**Exercise description**.
Search the records below for the word "Tambahkan". Copy each line where it occurs.

**Extracted data**.
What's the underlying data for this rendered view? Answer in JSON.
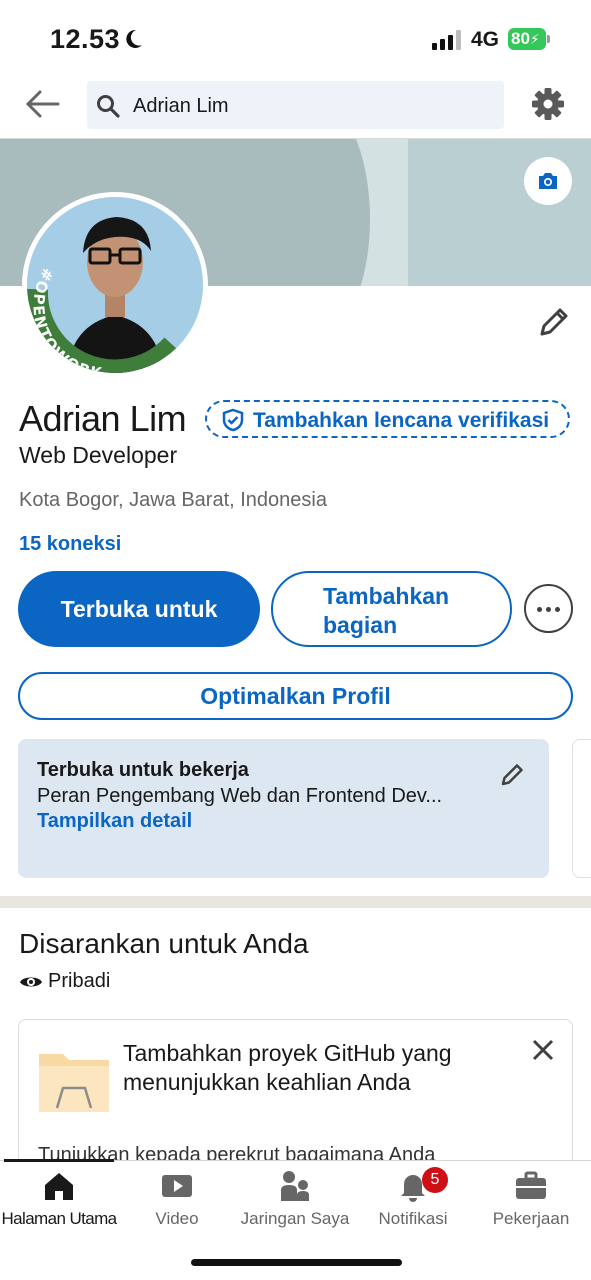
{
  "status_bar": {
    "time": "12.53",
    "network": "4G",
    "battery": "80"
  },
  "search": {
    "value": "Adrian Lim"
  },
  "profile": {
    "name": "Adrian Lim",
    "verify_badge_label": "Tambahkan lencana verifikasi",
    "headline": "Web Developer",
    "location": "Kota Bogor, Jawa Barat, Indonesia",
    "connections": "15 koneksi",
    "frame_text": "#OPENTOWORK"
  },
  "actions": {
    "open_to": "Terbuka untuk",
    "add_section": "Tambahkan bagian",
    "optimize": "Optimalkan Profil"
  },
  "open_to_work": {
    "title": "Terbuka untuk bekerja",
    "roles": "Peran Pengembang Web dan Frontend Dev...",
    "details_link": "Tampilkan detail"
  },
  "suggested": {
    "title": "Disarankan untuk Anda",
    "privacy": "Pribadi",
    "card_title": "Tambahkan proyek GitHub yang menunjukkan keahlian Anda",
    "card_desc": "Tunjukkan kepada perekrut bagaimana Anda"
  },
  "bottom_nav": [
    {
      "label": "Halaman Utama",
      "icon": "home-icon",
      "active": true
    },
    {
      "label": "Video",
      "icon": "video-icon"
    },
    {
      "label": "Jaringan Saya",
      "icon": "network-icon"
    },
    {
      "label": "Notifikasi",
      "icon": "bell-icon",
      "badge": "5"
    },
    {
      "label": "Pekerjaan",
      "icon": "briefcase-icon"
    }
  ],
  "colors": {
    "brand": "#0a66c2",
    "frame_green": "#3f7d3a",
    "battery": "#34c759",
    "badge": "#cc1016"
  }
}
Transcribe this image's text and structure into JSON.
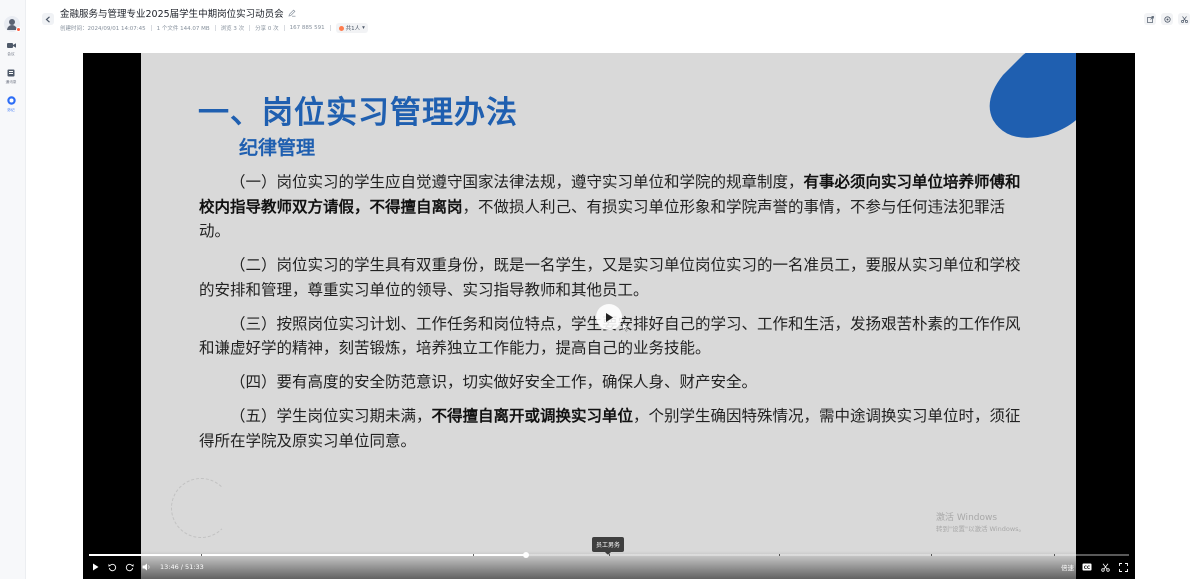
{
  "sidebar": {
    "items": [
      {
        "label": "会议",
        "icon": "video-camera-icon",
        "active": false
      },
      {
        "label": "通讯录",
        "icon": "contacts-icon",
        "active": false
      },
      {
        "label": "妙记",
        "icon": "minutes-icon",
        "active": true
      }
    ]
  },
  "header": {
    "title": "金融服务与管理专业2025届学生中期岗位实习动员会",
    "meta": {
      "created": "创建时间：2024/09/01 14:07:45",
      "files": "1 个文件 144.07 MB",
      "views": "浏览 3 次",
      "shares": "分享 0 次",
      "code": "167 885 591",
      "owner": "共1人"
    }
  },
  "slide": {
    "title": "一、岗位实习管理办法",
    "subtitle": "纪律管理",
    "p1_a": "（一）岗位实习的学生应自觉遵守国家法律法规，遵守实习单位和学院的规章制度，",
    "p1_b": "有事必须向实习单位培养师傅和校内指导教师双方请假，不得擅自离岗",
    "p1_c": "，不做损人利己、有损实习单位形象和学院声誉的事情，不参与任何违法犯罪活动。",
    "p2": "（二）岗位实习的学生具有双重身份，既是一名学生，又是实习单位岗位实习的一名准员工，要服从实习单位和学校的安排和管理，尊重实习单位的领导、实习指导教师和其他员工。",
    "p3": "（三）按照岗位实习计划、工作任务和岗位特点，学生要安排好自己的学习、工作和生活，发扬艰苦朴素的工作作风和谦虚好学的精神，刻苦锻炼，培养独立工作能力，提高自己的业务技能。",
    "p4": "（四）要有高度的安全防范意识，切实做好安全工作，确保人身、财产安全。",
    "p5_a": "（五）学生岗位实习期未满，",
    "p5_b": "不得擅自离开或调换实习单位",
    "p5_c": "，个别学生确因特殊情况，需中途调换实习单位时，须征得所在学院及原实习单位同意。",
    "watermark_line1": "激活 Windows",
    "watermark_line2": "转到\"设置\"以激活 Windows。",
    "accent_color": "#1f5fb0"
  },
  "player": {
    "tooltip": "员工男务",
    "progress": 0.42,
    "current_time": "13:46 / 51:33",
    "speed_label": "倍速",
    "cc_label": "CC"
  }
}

**Exercise response**.
    "verify_badge_label": "Tambahkan lencana verifikasi",
    "add_section": "Tambahkan bagian",
    "card_title": "Tambahkan proyek GitHub yang menunjukkan keahlian Anda",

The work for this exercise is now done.